Myths and Realities of Womens’ Access to Finance
A recent report commissioned by the UK based Women’s Enterprise Task Force (WETF) dispels the myth that female businesses owners are charged more than men for loans by banks. The report also found that women tend to be better at repayment than their male counterparts and that their businesses are often seen by banks as lower risk.
Other key findings include:
*women succeed at or above the rates of men when seeking bank finance, which is a major encouragement to women thinking of starting up in business in this challenging climate.
*women are less likely than men to have been rejected due to poor business planning, and are less likely to have been unable to make a repayment on loans, suggesting that women can be better at managing their business finances.
*women are less likely than men to have the knowledge and confidence to access venture capital and equity funding, which can be productive sources of growth finance. To address this issue, the WETF inspired the creation of the Aspire Fund, a co-investment fund that targets high-growth women-owned businesses. The fund has made its first investment and is considering further ventures.
*women constitute more than half of the population and 46% of the British labour market however they are less than half as likely as men to start a business, and make up only 28% of the self-employed. Even with this under-representation, it is estimated that women’s enterprise contributes £130 billion turnover and £70 billion GVA each year to the British economy. If British women were to reach the enterprise levels of their US counterparts, there would be an estimated 900,000 more start-ups and £23 billion more GVA each year.
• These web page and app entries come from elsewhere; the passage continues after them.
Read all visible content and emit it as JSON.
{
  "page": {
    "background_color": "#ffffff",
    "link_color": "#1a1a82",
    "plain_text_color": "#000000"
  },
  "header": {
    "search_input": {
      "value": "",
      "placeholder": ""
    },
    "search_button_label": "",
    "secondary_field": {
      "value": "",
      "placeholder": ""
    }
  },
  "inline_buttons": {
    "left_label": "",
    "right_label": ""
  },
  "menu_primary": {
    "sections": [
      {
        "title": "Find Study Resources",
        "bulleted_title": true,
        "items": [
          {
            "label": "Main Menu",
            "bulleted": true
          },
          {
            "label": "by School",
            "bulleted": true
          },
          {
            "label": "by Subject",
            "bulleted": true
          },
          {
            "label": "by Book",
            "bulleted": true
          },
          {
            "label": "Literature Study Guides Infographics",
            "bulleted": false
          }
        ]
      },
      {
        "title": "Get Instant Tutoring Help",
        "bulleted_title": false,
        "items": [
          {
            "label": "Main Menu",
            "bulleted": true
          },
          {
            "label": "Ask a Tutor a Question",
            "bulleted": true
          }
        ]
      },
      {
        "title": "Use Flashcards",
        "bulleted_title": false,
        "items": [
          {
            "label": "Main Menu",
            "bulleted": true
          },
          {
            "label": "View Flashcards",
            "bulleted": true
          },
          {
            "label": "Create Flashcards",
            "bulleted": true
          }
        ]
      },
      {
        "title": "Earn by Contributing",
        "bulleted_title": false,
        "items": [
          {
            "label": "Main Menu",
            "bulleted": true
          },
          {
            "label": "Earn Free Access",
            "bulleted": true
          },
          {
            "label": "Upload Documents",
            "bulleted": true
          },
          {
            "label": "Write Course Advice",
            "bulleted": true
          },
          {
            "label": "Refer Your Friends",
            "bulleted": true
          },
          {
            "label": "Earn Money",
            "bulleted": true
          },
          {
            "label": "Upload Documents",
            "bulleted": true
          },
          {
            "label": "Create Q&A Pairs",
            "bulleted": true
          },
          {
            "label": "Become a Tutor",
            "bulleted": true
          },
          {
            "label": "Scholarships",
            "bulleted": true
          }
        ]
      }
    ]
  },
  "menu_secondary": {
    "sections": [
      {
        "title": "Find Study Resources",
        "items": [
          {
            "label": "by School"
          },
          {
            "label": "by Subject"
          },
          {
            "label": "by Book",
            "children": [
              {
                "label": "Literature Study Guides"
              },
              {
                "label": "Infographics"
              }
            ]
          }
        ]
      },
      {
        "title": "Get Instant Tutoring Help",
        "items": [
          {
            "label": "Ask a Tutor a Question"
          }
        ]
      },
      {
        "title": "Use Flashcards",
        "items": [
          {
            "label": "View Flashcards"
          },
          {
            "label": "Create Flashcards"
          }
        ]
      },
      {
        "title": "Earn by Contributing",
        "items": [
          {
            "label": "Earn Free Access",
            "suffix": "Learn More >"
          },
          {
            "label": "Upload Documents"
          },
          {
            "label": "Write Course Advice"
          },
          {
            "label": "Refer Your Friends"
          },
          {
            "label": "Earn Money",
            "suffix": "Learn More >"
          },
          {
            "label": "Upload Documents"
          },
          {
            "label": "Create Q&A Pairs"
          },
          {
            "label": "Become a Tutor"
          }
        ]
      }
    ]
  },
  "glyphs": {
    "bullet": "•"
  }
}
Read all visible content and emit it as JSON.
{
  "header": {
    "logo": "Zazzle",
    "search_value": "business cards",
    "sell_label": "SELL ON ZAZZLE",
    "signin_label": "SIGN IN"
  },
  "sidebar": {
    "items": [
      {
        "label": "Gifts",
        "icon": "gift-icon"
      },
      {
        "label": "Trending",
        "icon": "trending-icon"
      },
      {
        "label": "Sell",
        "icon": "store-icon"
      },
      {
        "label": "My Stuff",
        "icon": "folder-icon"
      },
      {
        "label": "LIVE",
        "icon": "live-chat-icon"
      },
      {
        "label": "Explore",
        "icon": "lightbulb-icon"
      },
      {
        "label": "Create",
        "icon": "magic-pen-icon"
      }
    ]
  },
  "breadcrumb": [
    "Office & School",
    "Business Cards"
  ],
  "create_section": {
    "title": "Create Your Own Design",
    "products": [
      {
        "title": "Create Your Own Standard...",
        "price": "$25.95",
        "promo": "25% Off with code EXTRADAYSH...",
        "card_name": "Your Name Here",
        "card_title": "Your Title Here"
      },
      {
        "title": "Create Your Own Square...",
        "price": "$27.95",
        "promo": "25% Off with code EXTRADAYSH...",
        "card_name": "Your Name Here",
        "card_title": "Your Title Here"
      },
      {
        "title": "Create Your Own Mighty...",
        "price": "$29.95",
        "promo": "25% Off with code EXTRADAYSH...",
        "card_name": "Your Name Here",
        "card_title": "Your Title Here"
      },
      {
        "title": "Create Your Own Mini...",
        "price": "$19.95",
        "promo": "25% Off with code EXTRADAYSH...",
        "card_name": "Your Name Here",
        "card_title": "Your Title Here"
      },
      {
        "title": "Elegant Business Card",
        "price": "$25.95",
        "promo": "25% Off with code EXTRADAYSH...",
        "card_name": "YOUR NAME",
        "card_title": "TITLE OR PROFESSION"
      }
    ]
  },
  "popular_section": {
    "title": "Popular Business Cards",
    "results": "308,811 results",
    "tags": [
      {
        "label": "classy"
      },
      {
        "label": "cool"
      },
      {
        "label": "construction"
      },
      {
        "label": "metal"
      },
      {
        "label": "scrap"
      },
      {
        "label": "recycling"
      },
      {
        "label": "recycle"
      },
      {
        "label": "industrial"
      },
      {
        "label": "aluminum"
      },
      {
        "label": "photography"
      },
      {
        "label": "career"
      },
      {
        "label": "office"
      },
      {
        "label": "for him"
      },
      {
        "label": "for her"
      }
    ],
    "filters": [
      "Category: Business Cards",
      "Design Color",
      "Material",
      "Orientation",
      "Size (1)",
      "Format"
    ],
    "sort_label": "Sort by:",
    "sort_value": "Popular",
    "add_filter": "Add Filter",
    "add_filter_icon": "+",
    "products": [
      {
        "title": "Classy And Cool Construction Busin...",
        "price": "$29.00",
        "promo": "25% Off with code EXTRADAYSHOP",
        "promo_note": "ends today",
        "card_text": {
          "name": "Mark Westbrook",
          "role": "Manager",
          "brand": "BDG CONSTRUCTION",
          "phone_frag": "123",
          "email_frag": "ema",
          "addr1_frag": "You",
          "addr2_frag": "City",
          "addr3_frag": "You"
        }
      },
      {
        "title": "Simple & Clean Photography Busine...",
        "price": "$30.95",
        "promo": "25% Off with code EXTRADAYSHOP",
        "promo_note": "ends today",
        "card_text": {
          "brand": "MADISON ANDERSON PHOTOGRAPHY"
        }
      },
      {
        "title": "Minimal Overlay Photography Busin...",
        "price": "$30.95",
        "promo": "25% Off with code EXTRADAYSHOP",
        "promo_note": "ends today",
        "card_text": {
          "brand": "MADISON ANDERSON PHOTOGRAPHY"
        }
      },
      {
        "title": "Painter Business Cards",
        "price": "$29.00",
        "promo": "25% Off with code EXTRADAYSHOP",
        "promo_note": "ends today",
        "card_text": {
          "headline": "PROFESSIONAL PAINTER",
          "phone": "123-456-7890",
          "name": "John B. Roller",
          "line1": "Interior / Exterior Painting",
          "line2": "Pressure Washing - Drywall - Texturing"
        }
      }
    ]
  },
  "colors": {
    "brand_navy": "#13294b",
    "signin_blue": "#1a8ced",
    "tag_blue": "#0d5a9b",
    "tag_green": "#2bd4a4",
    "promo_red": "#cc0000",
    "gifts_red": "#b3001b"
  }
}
To read the report in full, visit the Women’s Enterprise Task Force website.